* [WHAT YOU HAVE TO DO]: Exclude the pictures and reproduce the remaining data exactly as written.

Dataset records
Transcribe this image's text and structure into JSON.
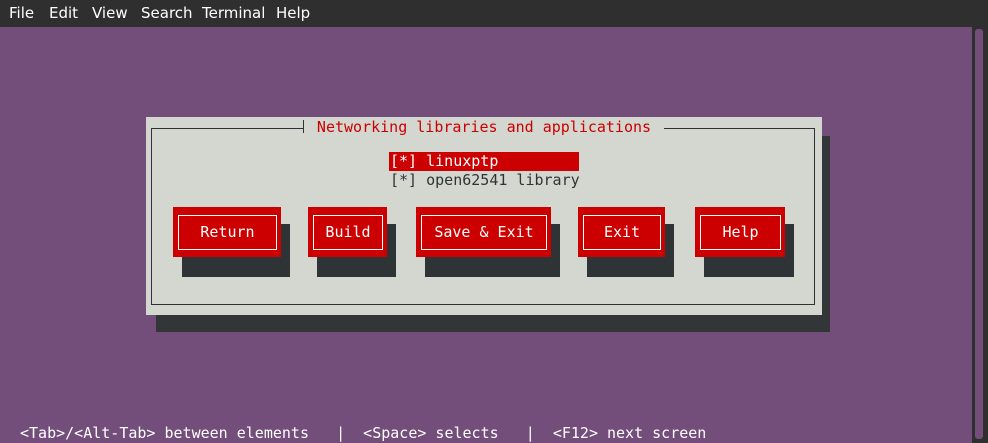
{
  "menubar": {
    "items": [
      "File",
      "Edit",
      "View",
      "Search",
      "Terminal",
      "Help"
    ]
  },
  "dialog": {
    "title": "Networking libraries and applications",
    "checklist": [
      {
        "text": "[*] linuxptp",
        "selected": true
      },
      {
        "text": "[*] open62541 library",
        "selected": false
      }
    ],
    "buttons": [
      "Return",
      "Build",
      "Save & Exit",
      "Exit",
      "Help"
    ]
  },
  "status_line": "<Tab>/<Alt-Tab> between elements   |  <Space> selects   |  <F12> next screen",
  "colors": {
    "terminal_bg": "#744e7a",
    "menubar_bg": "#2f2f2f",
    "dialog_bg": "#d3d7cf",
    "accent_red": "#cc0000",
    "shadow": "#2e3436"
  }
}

* [TASK RESPONSE]:
Transcribe this image's text and structure into JSON.
{
  "menubar": {
    "items": [
      "File",
      "Edit",
      "View",
      "Search",
      "Terminal",
      "Help"
    ]
  },
  "dialog": {
    "title": "Networking libraries and applications",
    "checklist": [
      {
        "text": "[*] linuxptp",
        "selected": true
      },
      {
        "text": "[*] open62541 library",
        "selected": false
      }
    ],
    "buttons": [
      "Return",
      "Build",
      "Save & Exit",
      "Exit",
      "Help"
    ]
  },
  "status_line": "<Tab>/<Alt-Tab> between elements   |  <Space> selects   |  <F12> next screen",
  "colors": {
    "terminal_bg": "#744e7a",
    "menubar_bg": "#2f2f2f",
    "dialog_bg": "#d3d7cf",
    "accent_red": "#cc0000",
    "shadow": "#2e3436"
  }
}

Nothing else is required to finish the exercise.